WHAT IS REQUIRED:
Could you copy every line in the listing below that has the word "empty"?
────────
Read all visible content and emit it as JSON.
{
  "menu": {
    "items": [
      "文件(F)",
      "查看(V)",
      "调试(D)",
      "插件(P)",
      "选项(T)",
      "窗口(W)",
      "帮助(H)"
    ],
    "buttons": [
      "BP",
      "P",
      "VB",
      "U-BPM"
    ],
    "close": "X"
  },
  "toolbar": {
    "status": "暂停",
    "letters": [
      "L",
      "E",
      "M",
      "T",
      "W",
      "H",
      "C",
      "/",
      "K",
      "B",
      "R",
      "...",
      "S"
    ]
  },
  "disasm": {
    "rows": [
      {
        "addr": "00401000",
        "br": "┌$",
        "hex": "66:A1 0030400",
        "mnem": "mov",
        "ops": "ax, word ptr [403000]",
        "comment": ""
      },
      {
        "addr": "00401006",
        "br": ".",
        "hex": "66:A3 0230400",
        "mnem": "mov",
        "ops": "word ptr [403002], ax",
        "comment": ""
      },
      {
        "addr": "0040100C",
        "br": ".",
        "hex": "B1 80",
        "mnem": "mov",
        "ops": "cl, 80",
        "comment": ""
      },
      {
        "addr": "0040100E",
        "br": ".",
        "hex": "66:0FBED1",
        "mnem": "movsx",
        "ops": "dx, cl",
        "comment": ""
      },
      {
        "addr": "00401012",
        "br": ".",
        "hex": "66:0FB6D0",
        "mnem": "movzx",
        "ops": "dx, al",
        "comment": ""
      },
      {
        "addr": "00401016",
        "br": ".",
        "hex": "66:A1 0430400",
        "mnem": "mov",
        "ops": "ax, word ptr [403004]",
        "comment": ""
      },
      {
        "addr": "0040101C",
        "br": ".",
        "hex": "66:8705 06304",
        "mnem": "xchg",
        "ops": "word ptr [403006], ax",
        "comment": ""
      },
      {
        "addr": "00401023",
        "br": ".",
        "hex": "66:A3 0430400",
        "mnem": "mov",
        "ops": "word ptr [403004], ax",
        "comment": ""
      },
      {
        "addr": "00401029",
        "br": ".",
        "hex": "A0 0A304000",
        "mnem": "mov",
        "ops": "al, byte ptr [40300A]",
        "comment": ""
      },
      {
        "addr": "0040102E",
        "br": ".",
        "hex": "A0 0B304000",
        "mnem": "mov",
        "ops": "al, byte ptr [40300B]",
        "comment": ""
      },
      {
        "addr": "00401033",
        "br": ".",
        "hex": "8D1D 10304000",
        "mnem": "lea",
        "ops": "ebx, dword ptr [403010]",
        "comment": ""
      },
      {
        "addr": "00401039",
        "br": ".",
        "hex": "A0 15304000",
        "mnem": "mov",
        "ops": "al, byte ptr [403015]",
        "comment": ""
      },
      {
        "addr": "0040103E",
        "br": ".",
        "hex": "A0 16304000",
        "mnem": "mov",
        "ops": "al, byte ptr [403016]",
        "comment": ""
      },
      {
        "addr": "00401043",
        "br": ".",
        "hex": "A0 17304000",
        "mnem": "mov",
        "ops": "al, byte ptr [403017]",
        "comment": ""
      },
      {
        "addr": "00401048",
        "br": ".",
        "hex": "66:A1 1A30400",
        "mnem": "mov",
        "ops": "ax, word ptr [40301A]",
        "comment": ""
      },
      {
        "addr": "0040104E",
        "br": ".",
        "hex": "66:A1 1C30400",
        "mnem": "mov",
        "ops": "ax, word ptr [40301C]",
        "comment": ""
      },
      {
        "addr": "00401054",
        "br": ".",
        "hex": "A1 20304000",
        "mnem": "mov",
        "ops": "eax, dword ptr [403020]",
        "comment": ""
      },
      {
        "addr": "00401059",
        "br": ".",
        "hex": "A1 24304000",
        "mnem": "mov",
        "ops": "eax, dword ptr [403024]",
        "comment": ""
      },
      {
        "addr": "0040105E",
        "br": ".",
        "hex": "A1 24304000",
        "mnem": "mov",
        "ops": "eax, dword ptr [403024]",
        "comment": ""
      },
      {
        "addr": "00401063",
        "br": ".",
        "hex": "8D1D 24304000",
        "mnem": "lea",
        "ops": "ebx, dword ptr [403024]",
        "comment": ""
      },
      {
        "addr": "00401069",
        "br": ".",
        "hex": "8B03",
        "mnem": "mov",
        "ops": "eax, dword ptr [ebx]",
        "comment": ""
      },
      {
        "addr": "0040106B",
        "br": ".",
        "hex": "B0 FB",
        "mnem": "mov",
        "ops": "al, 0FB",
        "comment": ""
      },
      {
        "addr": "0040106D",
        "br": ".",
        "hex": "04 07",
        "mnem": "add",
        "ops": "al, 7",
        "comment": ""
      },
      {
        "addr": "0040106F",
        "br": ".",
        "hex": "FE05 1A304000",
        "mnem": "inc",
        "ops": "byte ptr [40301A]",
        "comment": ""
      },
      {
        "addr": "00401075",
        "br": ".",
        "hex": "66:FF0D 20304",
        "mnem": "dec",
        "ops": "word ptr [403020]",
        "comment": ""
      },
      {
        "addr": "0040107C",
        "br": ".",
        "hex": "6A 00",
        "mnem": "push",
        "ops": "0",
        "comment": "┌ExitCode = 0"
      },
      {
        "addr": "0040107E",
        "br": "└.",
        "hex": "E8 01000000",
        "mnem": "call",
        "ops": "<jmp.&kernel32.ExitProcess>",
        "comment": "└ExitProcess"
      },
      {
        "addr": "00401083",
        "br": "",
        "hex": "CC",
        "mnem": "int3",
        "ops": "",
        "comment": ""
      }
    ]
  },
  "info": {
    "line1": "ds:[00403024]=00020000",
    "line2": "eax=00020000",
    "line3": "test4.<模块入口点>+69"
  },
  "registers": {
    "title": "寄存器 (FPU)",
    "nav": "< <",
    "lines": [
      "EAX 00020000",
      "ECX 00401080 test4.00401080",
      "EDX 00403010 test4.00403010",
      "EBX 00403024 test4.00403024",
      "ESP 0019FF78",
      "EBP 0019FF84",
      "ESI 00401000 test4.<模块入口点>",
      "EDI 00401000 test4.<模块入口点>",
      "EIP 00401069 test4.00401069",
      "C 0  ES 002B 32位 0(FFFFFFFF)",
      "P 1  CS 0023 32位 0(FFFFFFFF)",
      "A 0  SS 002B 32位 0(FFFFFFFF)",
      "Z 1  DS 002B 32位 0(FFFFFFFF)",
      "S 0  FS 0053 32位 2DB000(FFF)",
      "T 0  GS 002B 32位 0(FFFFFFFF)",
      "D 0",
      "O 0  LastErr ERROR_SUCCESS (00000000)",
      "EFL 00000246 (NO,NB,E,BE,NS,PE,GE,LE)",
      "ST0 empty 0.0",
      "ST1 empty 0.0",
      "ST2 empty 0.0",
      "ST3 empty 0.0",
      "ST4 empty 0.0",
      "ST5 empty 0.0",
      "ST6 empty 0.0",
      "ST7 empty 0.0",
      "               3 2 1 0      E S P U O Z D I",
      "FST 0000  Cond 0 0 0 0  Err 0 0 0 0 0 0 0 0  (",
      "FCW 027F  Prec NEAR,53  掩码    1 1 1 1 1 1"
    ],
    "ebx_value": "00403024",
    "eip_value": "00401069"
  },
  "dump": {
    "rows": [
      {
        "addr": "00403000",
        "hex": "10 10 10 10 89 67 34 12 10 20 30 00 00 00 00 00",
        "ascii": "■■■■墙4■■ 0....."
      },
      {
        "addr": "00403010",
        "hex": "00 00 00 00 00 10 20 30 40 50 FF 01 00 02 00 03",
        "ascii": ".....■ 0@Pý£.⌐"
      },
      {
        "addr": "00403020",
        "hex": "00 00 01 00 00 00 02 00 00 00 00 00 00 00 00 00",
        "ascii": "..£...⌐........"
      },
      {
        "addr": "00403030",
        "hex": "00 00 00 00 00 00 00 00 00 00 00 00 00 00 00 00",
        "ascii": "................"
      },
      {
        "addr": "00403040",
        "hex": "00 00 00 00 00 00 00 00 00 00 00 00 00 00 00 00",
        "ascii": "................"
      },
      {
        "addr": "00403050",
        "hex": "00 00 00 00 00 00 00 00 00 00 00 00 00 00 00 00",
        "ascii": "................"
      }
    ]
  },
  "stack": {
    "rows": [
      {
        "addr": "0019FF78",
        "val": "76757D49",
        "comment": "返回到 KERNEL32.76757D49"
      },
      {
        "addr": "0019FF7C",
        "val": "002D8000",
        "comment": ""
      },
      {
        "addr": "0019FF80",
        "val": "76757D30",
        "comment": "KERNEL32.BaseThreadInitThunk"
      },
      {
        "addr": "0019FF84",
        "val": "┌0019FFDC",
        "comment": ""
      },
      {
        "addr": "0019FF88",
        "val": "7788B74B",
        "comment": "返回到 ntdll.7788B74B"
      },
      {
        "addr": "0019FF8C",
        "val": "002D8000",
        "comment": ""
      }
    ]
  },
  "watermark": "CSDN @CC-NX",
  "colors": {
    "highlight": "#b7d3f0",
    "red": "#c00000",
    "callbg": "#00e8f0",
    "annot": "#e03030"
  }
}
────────
FINISHED EXERCISE:
      "ST0 empty 0.0",
      "ST1 empty 0.0",
      "ST2 empty 0.0",
      "ST3 empty 0.0",
      "ST4 empty 0.0",
      "ST5 empty 0.0",
      "ST6 empty 0.0",
      "ST7 empty 0.0",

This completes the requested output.